To do — I'd like the data beneath this line reproduced exactly, without any of its images.

Excerpts from a dataset:
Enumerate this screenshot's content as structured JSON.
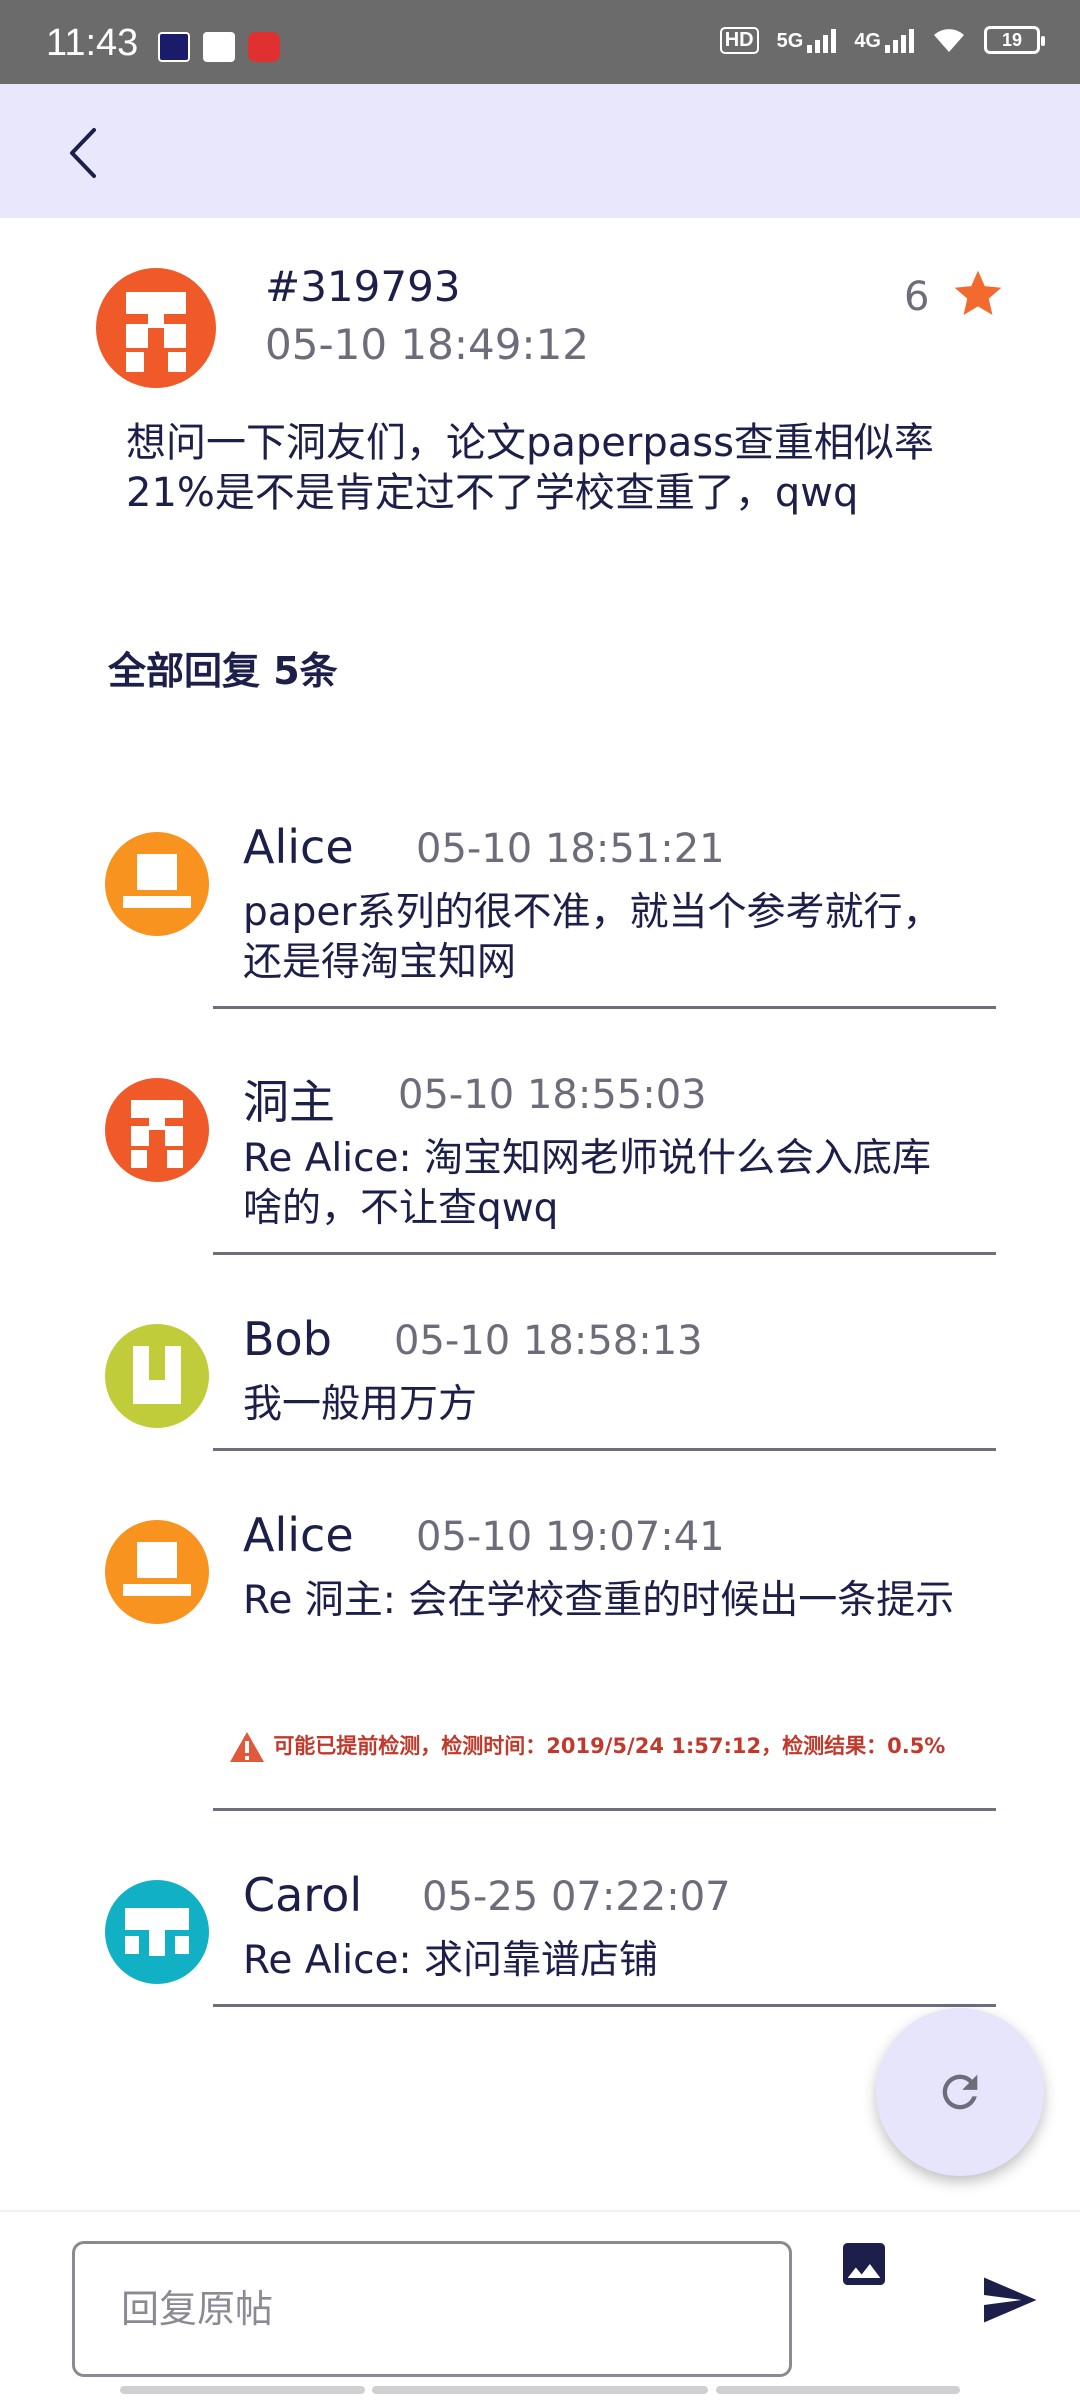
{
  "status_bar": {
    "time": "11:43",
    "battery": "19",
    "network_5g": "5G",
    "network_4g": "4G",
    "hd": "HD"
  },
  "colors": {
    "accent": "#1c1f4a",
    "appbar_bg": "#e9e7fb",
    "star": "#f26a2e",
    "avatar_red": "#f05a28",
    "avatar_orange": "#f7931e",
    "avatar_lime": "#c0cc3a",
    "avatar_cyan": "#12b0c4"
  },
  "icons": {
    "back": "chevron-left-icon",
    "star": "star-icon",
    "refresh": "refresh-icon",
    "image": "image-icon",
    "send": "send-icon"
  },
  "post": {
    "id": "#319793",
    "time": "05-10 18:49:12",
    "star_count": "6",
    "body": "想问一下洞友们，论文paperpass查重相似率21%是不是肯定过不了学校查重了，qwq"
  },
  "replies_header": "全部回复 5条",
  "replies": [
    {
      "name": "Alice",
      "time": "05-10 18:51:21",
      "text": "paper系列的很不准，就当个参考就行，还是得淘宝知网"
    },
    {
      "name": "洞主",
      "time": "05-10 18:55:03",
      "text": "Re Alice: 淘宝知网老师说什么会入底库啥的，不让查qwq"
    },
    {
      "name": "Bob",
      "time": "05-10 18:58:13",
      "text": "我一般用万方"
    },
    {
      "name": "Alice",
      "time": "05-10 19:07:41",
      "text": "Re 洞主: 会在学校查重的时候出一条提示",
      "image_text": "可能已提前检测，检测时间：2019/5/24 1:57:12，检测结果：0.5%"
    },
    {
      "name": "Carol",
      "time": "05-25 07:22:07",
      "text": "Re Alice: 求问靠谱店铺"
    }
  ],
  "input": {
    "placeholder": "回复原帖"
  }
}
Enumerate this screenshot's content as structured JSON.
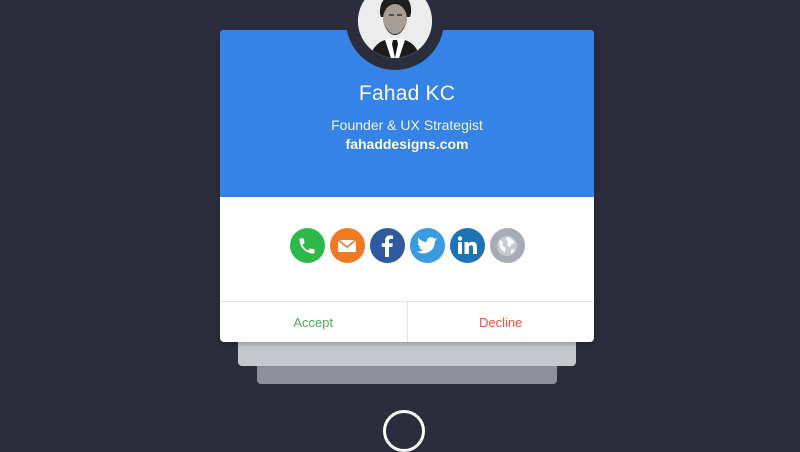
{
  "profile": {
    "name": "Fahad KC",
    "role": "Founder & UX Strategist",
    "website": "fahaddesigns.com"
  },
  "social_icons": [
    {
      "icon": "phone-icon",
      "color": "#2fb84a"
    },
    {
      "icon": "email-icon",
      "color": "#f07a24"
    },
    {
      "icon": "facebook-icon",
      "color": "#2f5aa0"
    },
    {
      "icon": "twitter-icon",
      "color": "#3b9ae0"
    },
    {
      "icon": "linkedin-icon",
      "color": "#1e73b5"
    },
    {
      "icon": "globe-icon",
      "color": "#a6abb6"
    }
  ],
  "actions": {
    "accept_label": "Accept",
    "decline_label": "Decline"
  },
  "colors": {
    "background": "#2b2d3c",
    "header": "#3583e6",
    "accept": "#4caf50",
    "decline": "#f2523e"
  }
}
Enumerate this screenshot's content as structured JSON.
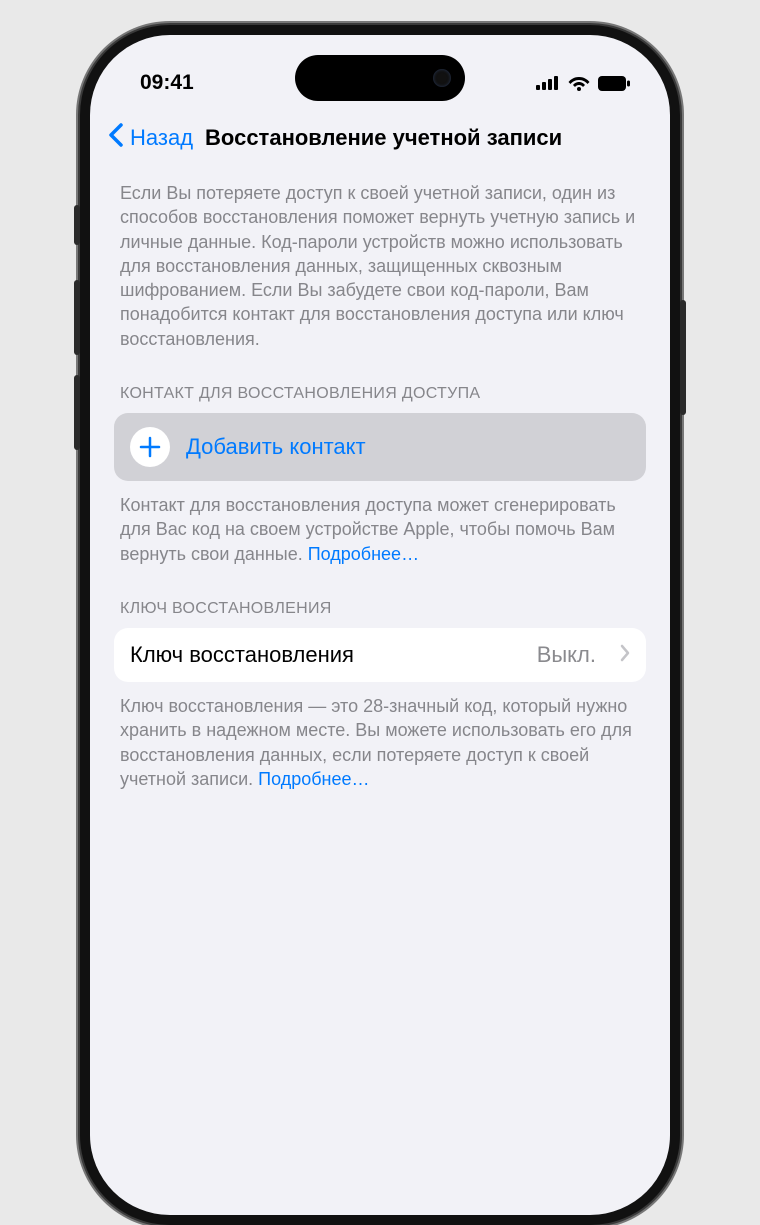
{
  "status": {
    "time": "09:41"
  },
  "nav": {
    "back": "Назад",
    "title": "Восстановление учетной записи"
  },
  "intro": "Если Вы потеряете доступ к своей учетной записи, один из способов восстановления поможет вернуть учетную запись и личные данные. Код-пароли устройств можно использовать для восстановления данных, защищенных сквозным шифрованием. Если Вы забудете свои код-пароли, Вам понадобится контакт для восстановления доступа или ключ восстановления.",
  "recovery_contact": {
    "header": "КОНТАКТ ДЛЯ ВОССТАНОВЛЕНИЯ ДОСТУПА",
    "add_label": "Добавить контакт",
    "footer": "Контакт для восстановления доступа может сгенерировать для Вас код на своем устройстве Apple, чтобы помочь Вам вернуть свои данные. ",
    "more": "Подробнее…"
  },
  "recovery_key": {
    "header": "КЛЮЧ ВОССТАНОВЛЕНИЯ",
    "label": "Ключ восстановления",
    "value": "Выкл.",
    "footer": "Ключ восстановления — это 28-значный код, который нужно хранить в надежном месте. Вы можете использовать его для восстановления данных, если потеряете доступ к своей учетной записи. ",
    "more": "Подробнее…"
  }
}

Final answer —
Enumerate this screenshot's content as structured JSON.
{
  "status_bar": {
    "time": "11:43",
    "battery": "19",
    "network_5g": "5G",
    "network_4g": "4G",
    "hd": "HD"
  },
  "colors": {
    "accent": "#1c1f4a",
    "appbar_bg": "#e9e7fb",
    "star": "#f26a2e",
    "avatar_red": "#f05a28",
    "avatar_orange": "#f7931e",
    "avatar_lime": "#c0cc3a",
    "avatar_cyan": "#12b0c4"
  },
  "icons": {
    "back": "chevron-left-icon",
    "star": "star-icon",
    "refresh": "refresh-icon",
    "image": "image-icon",
    "send": "send-icon"
  },
  "post": {
    "id": "#319793",
    "time": "05-10 18:49:12",
    "star_count": "6",
    "body": "想问一下洞友们，论文paperpass查重相似率21%是不是肯定过不了学校查重了，qwq"
  },
  "replies_header": "全部回复 5条",
  "replies": [
    {
      "name": "Alice",
      "time": "05-10 18:51:21",
      "text": "paper系列的很不准，就当个参考就行，还是得淘宝知网"
    },
    {
      "name": "洞主",
      "time": "05-10 18:55:03",
      "text": "Re Alice: 淘宝知网老师说什么会入底库啥的，不让查qwq"
    },
    {
      "name": "Bob",
      "time": "05-10 18:58:13",
      "text": "我一般用万方"
    },
    {
      "name": "Alice",
      "time": "05-10 19:07:41",
      "text": "Re 洞主: 会在学校查重的时候出一条提示",
      "image_text": "可能已提前检测，检测时间：2019/5/24 1:57:12，检测结果：0.5%"
    },
    {
      "name": "Carol",
      "time": "05-25 07:22:07",
      "text": "Re Alice: 求问靠谱店铺"
    }
  ],
  "input": {
    "placeholder": "回复原帖"
  }
}
Enumerate this screenshot's content as structured JSON.
{
  "profile": {
    "name": "Fahad KC",
    "role": "Founder & UX Strategist",
    "website": "fahaddesigns.com"
  },
  "social_icons": [
    {
      "icon": "phone-icon",
      "color": "#2fb84a"
    },
    {
      "icon": "email-icon",
      "color": "#f07a24"
    },
    {
      "icon": "facebook-icon",
      "color": "#2f5aa0"
    },
    {
      "icon": "twitter-icon",
      "color": "#3b9ae0"
    },
    {
      "icon": "linkedin-icon",
      "color": "#1e73b5"
    },
    {
      "icon": "globe-icon",
      "color": "#a6abb6"
    }
  ],
  "actions": {
    "accept_label": "Accept",
    "decline_label": "Decline"
  },
  "colors": {
    "background": "#2b2d3c",
    "header": "#3583e6",
    "accept": "#4caf50",
    "decline": "#f2523e"
  }
}
Enumerate this screenshot's content as structured JSON.
{
  "status": {
    "time": "09:41"
  },
  "nav": {
    "back": "Назад",
    "title": "Восстановление учетной записи"
  },
  "intro": "Если Вы потеряете доступ к своей учетной записи, один из способов восстановления поможет вернуть учетную запись и личные данные. Код-пароли устройств можно использовать для восстановления данных, защищенных сквозным шифрованием. Если Вы забудете свои код-пароли, Вам понадобится контакт для восстановления доступа или ключ восстановления.",
  "recovery_contact": {
    "header": "КОНТАКТ ДЛЯ ВОССТАНОВЛЕНИЯ ДОСТУПА",
    "add_label": "Добавить контакт",
    "footer": "Контакт для восстановления доступа может сгенерировать для Вас код на своем устройстве Apple, чтобы помочь Вам вернуть свои данные. ",
    "more": "Подробнее…"
  },
  "recovery_key": {
    "header": "КЛЮЧ ВОССТАНОВЛЕНИЯ",
    "label": "Ключ восстановления",
    "value": "Выкл.",
    "footer": "Ключ восстановления — это 28-значный код, который нужно хранить в надежном месте. Вы можете использовать его для восстановления данных, если потеряете доступ к своей учетной записи. ",
    "more": "Подробнее…"
  }
}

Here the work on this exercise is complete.